Start talking about sex early, and use age-appropriate terminology when you do. For example, a very young child may only need to know that a “seed grows in a mommy’s tummy,” but older children will want to know more details.
Use books as a guide. Books written for the purpose of talking to kids about sex include basic pictures of how things happen, including diagrams of the reproductive systems. They can act as a way to initiate the conversation if the right time hasn’t presented itself.
Encourage questions. Your children are likely to have questions about sex. Answer them honestly.
Place sex in the context of loving relationships. As adults, we know that not all sex happens inside relationships, but the sex that is most fulfilling usually does. Expand your discussion of sex to include dating, being in a relationship and caring about the other person. If you follow a religion that discourages or forbids premarital sex, include that in the discussion.
Discuss the darker sides of sex.

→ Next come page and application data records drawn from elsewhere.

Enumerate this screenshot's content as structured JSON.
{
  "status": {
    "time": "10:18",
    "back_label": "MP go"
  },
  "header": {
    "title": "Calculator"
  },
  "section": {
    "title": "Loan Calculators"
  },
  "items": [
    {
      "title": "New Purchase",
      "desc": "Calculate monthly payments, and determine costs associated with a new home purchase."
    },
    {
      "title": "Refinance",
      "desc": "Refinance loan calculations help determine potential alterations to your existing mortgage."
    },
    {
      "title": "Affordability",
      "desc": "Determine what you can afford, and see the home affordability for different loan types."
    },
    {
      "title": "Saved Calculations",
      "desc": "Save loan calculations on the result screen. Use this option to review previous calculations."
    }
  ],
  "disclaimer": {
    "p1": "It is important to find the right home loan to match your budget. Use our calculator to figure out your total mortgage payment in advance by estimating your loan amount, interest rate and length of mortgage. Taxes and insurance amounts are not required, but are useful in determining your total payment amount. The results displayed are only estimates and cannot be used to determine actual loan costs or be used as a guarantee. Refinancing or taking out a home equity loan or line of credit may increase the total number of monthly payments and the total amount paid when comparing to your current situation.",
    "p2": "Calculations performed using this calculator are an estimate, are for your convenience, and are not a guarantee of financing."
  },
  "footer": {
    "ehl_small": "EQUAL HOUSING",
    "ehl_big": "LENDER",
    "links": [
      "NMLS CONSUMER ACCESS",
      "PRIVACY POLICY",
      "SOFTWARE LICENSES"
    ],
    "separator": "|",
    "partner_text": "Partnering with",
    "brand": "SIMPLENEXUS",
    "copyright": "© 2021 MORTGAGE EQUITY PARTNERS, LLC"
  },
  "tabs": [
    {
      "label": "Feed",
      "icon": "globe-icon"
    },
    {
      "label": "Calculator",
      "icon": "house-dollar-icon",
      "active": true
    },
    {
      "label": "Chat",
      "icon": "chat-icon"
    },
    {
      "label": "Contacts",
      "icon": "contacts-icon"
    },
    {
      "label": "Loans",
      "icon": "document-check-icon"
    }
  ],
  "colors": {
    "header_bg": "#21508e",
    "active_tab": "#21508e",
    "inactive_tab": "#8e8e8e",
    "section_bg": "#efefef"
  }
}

Include a discussion about rape, unwanted pregnancy and sexually transmitted diseases and how to prevent them.
Talk about images in the media and news that deal with sex. Situations in movies and the news can give you opportunities to talk about the topic. For example, if you see a movie that includes a scene where a young girl is pressured to have sex, you can discuss what your teen might have done in the situation–such as, how your daughter would have said no or what your son could have done if a girl said no.
- You cannot shield your child from sex forever. Proper knowledge will help keep her safe.